Exercise directions =>
Among the lines below, which ones contain the word "Spalten"? Copy every such line.

Excerpts from an interface dataset:
************

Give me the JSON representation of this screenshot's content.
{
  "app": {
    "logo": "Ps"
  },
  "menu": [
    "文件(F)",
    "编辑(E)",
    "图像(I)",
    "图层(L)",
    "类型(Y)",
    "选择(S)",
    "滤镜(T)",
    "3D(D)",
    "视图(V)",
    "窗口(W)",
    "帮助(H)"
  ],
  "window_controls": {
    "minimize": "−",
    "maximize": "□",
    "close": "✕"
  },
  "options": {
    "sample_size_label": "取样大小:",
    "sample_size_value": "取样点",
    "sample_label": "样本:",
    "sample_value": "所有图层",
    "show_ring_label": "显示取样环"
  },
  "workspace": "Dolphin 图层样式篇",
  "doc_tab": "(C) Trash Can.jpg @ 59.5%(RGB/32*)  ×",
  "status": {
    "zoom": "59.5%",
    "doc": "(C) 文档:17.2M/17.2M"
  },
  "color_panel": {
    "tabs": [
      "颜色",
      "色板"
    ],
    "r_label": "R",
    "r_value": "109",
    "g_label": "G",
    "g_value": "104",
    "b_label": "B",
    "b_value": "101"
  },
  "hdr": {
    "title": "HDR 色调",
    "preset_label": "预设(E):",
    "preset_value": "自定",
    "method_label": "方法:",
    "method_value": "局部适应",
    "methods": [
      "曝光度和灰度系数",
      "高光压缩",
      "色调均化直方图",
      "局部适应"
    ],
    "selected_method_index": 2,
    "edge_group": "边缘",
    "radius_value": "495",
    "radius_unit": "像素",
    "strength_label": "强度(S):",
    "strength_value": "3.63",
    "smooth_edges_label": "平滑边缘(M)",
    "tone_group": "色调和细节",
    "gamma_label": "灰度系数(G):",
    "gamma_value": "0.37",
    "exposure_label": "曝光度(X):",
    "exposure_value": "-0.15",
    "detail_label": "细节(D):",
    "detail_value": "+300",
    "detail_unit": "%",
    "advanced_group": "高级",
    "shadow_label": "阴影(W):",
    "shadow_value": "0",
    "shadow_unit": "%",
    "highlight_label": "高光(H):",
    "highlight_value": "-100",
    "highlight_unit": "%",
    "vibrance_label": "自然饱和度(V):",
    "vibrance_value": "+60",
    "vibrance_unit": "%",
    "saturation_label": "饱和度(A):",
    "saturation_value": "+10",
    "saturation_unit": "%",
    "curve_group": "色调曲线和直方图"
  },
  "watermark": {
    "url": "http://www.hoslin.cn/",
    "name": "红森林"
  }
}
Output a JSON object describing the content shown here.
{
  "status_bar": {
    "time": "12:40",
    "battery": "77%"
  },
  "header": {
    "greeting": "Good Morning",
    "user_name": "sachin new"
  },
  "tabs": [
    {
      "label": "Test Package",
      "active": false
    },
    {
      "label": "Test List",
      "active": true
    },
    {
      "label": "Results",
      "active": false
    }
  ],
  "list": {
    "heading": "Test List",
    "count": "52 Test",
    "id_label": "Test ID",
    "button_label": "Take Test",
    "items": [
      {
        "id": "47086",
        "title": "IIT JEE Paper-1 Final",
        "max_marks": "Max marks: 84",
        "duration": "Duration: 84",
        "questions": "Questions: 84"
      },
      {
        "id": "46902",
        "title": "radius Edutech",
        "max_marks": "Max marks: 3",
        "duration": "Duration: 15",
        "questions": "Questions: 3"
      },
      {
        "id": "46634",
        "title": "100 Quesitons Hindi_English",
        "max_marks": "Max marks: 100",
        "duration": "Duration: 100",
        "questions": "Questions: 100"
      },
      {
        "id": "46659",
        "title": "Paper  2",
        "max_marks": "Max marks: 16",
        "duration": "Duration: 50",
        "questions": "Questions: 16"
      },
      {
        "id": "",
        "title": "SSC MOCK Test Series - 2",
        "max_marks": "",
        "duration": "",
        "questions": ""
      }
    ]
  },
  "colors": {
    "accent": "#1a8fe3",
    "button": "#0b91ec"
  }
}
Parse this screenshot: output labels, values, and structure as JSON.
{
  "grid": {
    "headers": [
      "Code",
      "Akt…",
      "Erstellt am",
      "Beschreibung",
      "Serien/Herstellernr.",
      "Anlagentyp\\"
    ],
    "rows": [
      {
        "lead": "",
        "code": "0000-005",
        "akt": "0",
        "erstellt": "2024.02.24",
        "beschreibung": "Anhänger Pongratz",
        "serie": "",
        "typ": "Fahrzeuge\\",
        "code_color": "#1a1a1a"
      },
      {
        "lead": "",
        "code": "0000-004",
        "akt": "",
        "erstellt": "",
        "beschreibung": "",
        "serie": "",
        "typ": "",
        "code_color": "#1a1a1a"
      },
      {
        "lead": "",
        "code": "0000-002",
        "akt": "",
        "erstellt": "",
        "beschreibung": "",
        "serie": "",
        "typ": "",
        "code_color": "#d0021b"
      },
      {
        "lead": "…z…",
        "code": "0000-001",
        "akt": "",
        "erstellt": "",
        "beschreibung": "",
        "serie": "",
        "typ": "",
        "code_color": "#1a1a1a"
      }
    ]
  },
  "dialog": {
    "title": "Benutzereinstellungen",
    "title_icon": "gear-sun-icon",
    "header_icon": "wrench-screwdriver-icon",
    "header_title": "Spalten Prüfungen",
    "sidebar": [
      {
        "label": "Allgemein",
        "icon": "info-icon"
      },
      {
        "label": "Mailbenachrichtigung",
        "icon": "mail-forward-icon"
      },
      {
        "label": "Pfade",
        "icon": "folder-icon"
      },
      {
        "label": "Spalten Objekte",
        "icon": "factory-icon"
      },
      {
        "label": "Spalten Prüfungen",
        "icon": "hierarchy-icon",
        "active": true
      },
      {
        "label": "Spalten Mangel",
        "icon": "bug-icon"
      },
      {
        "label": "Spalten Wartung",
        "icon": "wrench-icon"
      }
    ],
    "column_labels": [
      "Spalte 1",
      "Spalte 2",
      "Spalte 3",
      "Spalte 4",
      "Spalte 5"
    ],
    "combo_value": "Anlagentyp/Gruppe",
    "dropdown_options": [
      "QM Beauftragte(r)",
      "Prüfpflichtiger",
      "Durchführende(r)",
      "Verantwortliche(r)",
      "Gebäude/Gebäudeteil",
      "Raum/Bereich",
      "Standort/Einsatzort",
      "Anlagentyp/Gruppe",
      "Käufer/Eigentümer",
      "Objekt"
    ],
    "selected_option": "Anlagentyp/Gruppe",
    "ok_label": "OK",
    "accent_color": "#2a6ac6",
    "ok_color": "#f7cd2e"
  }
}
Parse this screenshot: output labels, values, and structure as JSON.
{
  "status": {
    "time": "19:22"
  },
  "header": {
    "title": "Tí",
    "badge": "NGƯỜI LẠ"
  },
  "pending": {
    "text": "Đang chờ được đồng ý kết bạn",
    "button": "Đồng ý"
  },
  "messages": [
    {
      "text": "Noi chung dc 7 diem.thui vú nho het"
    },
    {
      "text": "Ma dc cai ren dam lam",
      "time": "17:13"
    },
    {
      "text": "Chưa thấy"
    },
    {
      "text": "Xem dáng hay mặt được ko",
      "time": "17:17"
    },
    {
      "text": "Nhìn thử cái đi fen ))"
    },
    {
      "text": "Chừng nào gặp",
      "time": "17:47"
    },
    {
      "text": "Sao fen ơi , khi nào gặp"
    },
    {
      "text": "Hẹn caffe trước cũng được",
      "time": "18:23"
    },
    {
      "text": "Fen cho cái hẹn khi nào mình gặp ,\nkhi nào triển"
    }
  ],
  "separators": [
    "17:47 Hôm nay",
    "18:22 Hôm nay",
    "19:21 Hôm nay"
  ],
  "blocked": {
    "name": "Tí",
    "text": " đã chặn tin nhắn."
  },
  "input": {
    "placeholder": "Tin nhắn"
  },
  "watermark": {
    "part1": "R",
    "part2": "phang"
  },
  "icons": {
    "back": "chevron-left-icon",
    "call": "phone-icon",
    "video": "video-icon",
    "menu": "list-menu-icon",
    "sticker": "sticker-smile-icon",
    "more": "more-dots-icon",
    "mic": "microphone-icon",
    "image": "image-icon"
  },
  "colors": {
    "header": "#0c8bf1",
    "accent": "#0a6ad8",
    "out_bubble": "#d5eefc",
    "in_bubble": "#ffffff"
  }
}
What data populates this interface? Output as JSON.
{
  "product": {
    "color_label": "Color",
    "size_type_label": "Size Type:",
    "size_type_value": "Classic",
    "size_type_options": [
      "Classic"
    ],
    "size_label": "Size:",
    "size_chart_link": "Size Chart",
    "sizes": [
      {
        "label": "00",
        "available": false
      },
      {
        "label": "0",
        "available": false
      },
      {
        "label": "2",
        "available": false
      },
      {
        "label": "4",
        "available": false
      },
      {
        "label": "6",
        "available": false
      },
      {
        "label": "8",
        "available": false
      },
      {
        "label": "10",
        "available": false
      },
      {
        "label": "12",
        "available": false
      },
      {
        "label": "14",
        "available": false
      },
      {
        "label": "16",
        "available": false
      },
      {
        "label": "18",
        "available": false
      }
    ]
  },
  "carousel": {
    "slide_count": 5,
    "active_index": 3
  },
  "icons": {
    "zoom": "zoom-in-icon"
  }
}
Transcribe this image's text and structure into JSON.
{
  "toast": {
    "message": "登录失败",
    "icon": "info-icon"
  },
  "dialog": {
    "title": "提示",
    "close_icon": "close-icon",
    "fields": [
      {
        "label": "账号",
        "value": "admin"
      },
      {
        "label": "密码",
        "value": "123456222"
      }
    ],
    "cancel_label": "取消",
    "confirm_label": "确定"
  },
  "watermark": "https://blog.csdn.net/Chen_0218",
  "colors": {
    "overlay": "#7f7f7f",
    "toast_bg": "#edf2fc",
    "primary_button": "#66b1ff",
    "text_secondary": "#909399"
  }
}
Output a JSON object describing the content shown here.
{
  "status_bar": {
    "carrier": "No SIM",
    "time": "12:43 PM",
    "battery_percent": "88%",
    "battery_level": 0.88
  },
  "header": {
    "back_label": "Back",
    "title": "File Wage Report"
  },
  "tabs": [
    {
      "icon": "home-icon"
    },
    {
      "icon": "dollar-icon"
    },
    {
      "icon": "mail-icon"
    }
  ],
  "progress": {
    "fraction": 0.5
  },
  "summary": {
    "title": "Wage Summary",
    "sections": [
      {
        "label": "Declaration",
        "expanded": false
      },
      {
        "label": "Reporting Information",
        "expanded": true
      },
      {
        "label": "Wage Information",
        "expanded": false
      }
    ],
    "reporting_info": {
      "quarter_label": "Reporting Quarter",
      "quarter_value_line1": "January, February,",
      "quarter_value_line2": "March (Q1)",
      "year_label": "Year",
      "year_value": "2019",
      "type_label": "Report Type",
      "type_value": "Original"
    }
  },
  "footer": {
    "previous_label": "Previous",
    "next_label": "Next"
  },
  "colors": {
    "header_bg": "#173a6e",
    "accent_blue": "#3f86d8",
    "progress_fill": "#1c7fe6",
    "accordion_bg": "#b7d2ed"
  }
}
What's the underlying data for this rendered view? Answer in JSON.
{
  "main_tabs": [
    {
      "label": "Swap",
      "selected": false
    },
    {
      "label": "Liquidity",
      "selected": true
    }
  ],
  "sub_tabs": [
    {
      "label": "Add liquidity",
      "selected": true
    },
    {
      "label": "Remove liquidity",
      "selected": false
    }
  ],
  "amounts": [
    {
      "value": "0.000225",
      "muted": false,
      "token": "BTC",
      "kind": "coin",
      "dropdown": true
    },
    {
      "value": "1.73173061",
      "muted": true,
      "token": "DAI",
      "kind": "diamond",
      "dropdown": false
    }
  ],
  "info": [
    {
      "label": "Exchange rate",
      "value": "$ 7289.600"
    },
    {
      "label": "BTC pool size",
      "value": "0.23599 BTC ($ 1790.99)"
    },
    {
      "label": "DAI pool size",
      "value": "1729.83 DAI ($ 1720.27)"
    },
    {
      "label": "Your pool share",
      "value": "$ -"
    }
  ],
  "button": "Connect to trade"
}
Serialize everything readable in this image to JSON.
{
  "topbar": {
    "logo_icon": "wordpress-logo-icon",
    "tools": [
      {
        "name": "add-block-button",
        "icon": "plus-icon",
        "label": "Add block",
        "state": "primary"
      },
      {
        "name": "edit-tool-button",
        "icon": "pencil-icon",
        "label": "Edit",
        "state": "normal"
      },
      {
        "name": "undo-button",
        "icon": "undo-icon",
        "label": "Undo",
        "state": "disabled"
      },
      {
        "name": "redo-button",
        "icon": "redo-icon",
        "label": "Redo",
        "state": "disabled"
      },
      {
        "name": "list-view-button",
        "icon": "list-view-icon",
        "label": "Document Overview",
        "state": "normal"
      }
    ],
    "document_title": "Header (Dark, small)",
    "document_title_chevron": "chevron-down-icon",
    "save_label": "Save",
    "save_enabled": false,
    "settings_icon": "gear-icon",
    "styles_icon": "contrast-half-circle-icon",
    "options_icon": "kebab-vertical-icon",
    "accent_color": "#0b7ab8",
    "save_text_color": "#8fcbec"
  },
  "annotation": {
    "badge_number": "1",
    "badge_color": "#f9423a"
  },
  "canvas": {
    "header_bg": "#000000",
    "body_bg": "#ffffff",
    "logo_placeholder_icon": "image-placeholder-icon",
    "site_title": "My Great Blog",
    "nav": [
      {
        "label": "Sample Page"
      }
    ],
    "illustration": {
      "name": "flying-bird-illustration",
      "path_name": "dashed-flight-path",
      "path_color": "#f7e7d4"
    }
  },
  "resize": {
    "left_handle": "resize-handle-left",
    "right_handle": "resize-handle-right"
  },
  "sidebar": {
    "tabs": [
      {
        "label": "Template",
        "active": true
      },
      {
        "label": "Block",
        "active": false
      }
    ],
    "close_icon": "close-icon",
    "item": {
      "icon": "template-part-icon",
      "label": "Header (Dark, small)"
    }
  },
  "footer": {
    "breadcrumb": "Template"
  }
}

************

Output below =>
    "header_title": "Spalten Prüfungen",
        "label": "Spalten Objekte",
        "label": "Spalten Prüfungen",
        "label": "Spalten Mangel",
        "label": "Spalten Wartung",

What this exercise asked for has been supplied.